Directions> Whenever a line contains the string "kind", copy it out of the entries.

——

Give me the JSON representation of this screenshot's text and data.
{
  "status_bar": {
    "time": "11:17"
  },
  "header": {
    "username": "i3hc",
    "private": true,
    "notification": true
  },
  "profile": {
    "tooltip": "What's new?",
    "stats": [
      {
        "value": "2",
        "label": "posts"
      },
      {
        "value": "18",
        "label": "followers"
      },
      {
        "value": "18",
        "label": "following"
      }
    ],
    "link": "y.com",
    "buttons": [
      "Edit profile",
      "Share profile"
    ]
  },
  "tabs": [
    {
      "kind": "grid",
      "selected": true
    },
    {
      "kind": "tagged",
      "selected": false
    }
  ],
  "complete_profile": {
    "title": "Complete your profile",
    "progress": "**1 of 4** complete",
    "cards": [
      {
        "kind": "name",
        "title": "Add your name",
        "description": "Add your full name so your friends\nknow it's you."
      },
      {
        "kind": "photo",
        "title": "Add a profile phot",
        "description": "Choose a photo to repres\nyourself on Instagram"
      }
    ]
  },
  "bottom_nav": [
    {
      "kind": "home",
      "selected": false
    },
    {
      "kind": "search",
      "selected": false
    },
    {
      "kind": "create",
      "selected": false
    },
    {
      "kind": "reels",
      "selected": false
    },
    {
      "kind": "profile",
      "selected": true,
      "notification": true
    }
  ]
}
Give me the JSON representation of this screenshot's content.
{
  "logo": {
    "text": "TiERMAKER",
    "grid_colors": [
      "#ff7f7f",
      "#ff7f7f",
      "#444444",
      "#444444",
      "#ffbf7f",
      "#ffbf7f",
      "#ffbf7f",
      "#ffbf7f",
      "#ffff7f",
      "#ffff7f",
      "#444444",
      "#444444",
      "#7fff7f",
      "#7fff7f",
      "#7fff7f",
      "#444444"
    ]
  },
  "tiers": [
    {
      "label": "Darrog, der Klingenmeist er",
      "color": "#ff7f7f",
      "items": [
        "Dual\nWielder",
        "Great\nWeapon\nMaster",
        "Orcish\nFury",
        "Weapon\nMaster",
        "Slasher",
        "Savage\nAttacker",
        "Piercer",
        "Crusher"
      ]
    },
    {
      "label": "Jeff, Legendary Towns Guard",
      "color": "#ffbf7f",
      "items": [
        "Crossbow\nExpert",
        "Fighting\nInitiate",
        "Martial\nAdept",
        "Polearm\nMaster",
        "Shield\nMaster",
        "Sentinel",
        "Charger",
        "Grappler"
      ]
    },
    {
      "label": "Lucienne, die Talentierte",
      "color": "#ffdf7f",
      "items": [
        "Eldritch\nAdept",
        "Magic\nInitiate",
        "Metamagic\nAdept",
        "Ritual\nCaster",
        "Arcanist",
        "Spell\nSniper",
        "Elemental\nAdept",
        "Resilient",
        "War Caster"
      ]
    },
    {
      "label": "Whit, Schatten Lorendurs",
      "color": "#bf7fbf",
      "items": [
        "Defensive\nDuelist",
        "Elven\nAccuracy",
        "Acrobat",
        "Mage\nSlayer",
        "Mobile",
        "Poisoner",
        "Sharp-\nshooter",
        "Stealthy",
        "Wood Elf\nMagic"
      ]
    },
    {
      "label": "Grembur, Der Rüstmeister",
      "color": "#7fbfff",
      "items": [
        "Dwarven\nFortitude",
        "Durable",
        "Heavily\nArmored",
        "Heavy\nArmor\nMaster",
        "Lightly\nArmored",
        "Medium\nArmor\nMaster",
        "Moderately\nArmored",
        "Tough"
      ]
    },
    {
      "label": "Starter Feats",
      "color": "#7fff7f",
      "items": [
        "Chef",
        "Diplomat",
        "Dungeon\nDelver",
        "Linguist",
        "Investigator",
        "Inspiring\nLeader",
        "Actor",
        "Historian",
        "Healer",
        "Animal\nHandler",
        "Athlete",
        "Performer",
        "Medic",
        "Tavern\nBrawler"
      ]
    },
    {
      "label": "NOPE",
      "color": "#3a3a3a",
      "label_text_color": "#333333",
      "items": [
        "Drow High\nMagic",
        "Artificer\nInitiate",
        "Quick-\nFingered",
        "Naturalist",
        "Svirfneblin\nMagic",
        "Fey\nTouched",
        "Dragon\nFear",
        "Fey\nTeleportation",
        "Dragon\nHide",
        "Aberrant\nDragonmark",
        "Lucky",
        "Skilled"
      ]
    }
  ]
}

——

Exercise output>
      "kind": "grid",
      "kind": "tagged",
        "kind": "name",
        "kind": "photo",
      "kind": "home",
      "kind": "search",
      "kind": "create",
      "kind": "reels",
      "kind": "profile",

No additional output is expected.